**WHAT THIS TASK INVOLVES**
From the entries that follow, copy every line with the word "icon".

**TASK DATA**
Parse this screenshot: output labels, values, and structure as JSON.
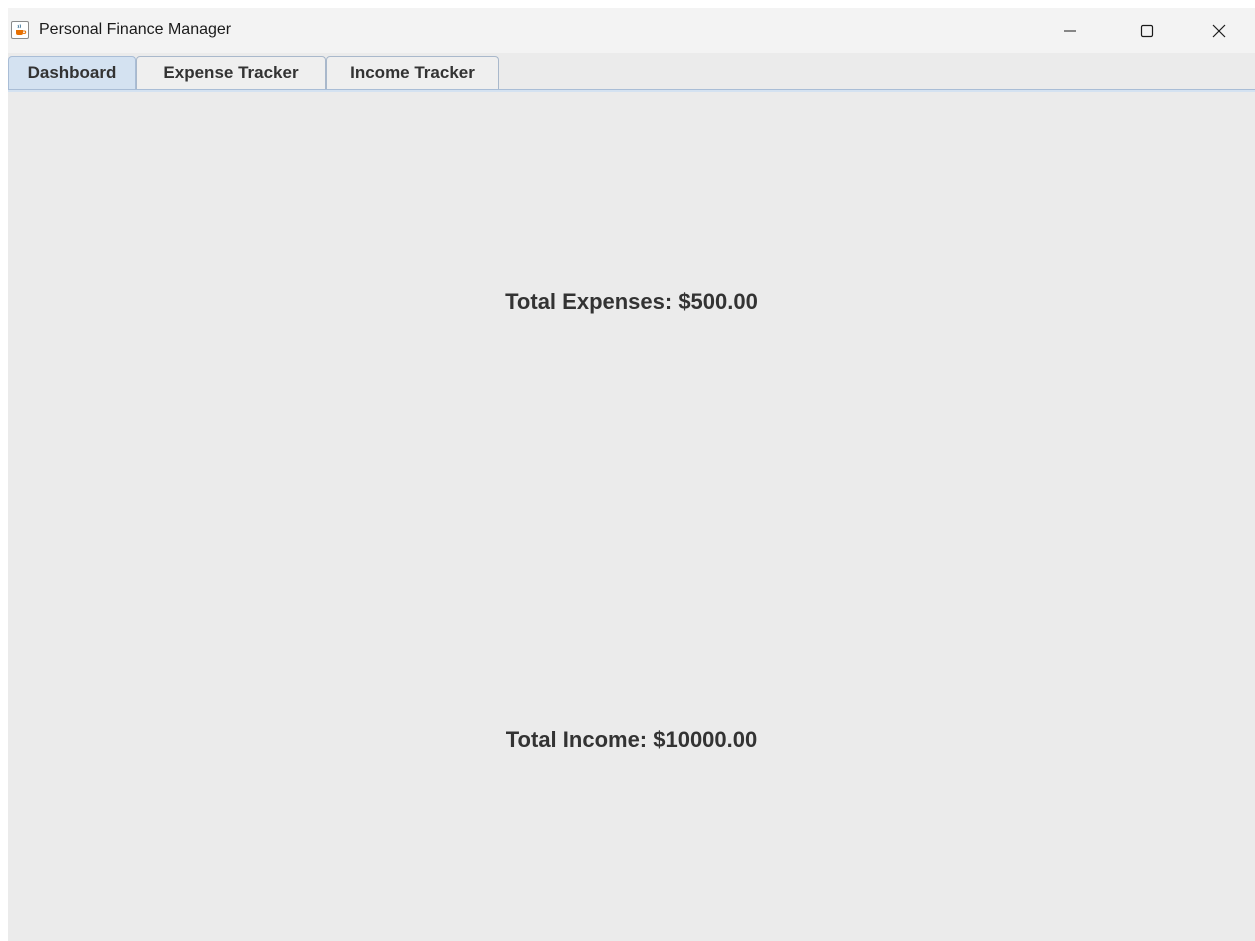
{
  "window": {
    "title": "Personal Finance Manager",
    "app_icon": "java-cup-icon",
    "controls": [
      "minimize-icon",
      "maximize-icon",
      "close-icon"
    ]
  },
  "tabs": [
    {
      "label": "Dashboard",
      "selected": true
    },
    {
      "label": "Expense Tracker",
      "selected": false
    },
    {
      "label": "Income Tracker",
      "selected": false
    }
  ],
  "dashboard": {
    "total_expenses": "Total Expenses: $500.00",
    "total_income": "Total Income: $10000.00"
  },
  "colors": {
    "window_background": "#ebebeb",
    "selected_tab": "#d4e2f1",
    "text": "#333333"
  }
}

**COMPLETED TASK**
    "app_icon": "java-cup-icon",
      "minimize-icon",
      "maximize-icon",
      "close-icon"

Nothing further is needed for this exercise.